▶ [Exercise instructions]: Write out the whole listing exactly as it stands.
+ + + + +
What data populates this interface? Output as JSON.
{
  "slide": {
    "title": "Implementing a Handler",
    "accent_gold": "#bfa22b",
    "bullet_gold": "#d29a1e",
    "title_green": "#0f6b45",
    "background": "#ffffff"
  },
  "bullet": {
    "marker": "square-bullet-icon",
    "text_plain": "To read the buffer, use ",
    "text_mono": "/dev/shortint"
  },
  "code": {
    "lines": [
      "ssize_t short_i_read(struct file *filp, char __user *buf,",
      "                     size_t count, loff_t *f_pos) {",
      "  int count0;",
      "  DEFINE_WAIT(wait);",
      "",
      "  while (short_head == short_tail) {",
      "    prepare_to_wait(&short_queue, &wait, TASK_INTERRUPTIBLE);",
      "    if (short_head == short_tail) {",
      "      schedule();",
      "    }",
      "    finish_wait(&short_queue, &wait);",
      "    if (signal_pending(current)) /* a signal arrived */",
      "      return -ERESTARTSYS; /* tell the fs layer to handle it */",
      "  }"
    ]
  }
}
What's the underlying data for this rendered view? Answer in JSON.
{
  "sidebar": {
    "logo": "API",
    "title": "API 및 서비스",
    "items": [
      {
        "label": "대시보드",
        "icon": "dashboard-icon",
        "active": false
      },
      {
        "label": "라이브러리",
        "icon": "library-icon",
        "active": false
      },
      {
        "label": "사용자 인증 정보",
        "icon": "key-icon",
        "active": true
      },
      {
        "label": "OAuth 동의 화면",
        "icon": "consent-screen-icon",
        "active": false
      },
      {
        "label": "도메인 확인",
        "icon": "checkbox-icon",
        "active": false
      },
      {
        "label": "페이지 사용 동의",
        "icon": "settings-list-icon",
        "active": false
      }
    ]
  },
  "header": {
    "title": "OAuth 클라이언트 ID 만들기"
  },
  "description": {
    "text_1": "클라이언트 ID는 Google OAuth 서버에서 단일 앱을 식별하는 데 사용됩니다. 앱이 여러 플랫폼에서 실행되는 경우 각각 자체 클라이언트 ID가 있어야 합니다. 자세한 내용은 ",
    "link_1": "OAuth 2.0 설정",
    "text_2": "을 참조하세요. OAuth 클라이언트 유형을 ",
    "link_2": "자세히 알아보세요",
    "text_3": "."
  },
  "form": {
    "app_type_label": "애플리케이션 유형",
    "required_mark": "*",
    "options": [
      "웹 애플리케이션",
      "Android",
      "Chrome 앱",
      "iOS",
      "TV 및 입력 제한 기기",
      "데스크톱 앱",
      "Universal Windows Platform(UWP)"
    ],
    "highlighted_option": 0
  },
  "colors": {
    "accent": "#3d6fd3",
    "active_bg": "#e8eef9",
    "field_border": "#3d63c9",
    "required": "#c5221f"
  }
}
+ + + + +
▶ [Answer space]:
What data populates this interface? Output as JSON.
{
  "slide": {
    "title": "Implementing a Handler",
    "accent_gold": "#bfa22b",
    "bullet_gold": "#d29a1e",
    "title_green": "#0f6b45",
    "background": "#ffffff"
  },
  "bullet": {
    "marker": "square-bullet-icon",
    "text_plain": "To read the buffer, use ",
    "text_mono": "/dev/shortint"
  },
  "code": {
    "lines": [
      "ssize_t short_i_read(struct file *filp, char __user *buf,",
      "                     size_t count, loff_t *f_pos) {",
      "  int count0;",
      "  DEFINE_WAIT(wait);",
      "",
      "  while (short_head == short_tail) {",
      "    prepare_to_wait(&short_queue, &wait, TASK_INTERRUPTIBLE);",
      "    if (short_head == short_tail) {",
      "      schedule();",
      "    }",
      "    finish_wait(&short_queue, &wait);",
      "    if (signal_pending(current)) /* a signal arrived */",
      "      return -ERESTARTSYS; /* tell the fs layer to handle it */",
      "  }"
    ]
  }
}
What's the underlying data for this rendered view? Answer in JSON.
{
  "sidebar": {
    "logo": "API",
    "title": "API 및 서비스",
    "items": [
      {
        "label": "대시보드",
        "icon": "dashboard-icon",
        "active": false
      },
      {
        "label": "라이브러리",
        "icon": "library-icon",
        "active": false
      },
      {
        "label": "사용자 인증 정보",
        "icon": "key-icon",
        "active": true
      },
      {
        "label": "OAuth 동의 화면",
        "icon": "consent-screen-icon",
        "active": false
      },
      {
        "label": "도메인 확인",
        "icon": "checkbox-icon",
        "active": false
      },
      {
        "label": "페이지 사용 동의",
        "icon": "settings-list-icon",
        "active": false
      }
    ]
  },
  "header": {
    "title": "OAuth 클라이언트 ID 만들기"
  },
  "description": {
    "text_1": "클라이언트 ID는 Google OAuth 서버에서 단일 앱을 식별하는 데 사용됩니다. 앱이 여러 플랫폼에서 실행되는 경우 각각 자체 클라이언트 ID가 있어야 합니다. 자세한 내용은 ",
    "link_1": "OAuth 2.0 설정",
    "text_2": "을 참조하세요. OAuth 클라이언트 유형을 ",
    "link_2": "자세히 알아보세요",
    "text_3": "."
  },
  "form": {
    "app_type_label": "애플리케이션 유형",
    "required_mark": "*",
    "options": [
      "웹 애플리케이션",
      "Android",
      "Chrome 앱",
      "iOS",
      "TV 및 입력 제한 기기",
      "데스크톱 앱",
      "Universal Windows Platform(UWP)"
    ],
    "highlighted_option": 0
  },
  "colors": {
    "accent": "#3d6fd3",
    "active_bg": "#e8eef9",
    "field_border": "#3d63c9",
    "required": "#c5221f"
  }
}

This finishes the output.